Your Lab Wisely role

Did you know? In Version 8 of the IQMH Medical Laboratory Accreditation Requirements, a requirement (II.D.8) for utilization management has been introduced for the first time.

 

II.D.8 – Laboratory management shall regularly evaluate the utilization of laboratory services and communicate with its users to drive value, improve patient outcomes and prevent inappropriate utilization.

What to Look For: 

Does laboratory management identify opportunities for utilization improvement through data analysis, feedback from users, and review of medical literature? Does laboratory management communicate these opportunities with users to promote the effective utilization of laboratory services? Does laboratory management monitor outcomes of initiatives and report results to users and facility administration (where appropriate)?

Assessors will expect to see evidence of:

  • review of laboratory test utilization and the creation of goals/initiatives to address opportunities;
  • collaboration, engagement and communication with users;
  • monitoring and reporting on goals/initiatives utilization.

 

When it comes to inappropriate utilization of laboratory tests, we might think of it as someone else’s problem. Here are some of the questions and comments we have received:

Question / Comment Response
Medical laboratory professionals (MLPs) “just” do what they are told in the most efficient, high-quality way possible, right? We would argue this is not the case as we are advocates and knowledge agents for our profession and patient care.
But, certainly, it is not within most MLP’s scope of practice to stop a physician from ordering a test? True, sort of! MLPs are experts in laboratory tests and procedures, and we have a voice and the ability to influence as knowledge agents in decision-making discussions with physicians and other health professionals.

We cannot stop someone from ordering a test in most cases, but we can inform health professionals of better choices and the latest research on Choosing Wisely Canada recommendations. We can also get involved in lab utilization projects and influential committees.

Choosing Wisely Canada recommendations do not apply to MLPs because they are for doctors. That is not true. Many health professions have contributed to the recommendations.

Approximately one-third of all their recommendations apply directly to our profession. As well, we have created MLP-specific recommendations that you will want to check out!

How does the lab contribute to inappropriate tests when we don’t order the tests? There is no single item that causes all test utilization issues and thus, the lab is not at fault. However, we all contribute to working in a system, and the lab can contribute to better utilization practices. Here are examples of how a lab can negatively affect utilization7:

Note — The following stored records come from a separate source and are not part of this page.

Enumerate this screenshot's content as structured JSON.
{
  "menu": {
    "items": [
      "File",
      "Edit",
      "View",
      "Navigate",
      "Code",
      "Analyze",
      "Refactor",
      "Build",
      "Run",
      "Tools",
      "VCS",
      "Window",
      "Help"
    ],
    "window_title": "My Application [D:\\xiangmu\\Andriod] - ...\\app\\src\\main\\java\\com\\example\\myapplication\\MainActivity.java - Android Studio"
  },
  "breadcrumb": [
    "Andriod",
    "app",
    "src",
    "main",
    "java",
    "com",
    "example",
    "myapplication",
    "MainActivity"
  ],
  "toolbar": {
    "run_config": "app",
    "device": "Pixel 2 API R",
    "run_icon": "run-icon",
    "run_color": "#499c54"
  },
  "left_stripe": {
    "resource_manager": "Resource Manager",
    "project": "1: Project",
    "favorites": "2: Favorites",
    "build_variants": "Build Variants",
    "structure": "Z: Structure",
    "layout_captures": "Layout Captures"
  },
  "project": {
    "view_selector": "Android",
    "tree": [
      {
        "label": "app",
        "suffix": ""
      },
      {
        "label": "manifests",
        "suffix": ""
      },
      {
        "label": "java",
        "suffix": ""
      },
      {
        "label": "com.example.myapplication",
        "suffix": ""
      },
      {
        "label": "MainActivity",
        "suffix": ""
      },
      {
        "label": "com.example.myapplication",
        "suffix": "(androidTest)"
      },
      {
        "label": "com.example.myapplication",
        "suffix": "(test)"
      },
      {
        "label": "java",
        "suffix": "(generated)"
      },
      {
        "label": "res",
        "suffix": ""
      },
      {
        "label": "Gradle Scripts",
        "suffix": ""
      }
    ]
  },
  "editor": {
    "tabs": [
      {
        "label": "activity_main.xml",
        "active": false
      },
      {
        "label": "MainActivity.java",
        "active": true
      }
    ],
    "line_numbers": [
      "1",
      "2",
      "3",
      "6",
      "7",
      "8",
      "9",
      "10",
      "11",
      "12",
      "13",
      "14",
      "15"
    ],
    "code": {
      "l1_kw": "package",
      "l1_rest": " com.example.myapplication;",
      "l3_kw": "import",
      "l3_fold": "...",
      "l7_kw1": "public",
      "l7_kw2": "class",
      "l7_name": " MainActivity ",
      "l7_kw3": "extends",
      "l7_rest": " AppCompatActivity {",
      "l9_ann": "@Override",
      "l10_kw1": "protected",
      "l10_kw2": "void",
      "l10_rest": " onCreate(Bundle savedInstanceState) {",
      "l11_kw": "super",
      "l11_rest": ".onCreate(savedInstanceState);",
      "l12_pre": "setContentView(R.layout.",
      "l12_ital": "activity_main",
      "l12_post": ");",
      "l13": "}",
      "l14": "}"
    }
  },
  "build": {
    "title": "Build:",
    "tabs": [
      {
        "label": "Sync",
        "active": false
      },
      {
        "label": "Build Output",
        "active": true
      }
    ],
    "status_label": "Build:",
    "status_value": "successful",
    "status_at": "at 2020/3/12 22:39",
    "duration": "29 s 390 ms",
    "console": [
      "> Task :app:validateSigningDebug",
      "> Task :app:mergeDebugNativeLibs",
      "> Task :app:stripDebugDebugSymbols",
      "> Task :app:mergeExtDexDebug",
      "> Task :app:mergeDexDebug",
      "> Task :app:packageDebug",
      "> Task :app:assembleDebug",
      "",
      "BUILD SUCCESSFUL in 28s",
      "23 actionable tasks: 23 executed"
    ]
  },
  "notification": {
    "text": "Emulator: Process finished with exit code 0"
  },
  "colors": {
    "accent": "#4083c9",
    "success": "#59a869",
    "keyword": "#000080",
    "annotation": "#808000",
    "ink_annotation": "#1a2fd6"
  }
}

  • introducing new tests without the evidence that proves their efficacy and effectiveness;
  • not restricting low value tests from the laboratory repertoire;
  • providing long turnaround time for test results;
  • using request forms that include large numbers of tests and profiles;
  • failing to establish or promote regular quality reviews of test ordering processes.

Why does inappropriate utilization of tests, treatments and procedures occur, generally? Well, there are many reasons which have been studied8, including:

We are boldly suggesting that MLPs are uniquely placed to improve utilization of lab tests and procedures.

A recent report from the PLUGS National Committee for Laboratory Stewardship states that it is vital for MLPs to be involved in lab utilization. They can contribute by facilitating the right consultations or guiding clinician understanding of testing algorithms. In addition, MLPs can potentially be involved in detecting whether inappropriate utilization is occurring through process improvement projects and research.
Laboratory stewardship programs generally have four elements: (a) governance, (b) interventions, (c) data extraction and monitoring, and (d) review of data coupled with strategies and tactics for improvement.

 

We are not limited to these few suggestions. It’s time to think beyond our traditional roles and cement the notion that ensuring appropriate lab tests and procedures is our professional responsibility. The volunteers who helped create the Choosing Wisely Canada recommendations for medical laboratory professionals have pulled together a list of ways you can contribute.

 

Need more suggestions?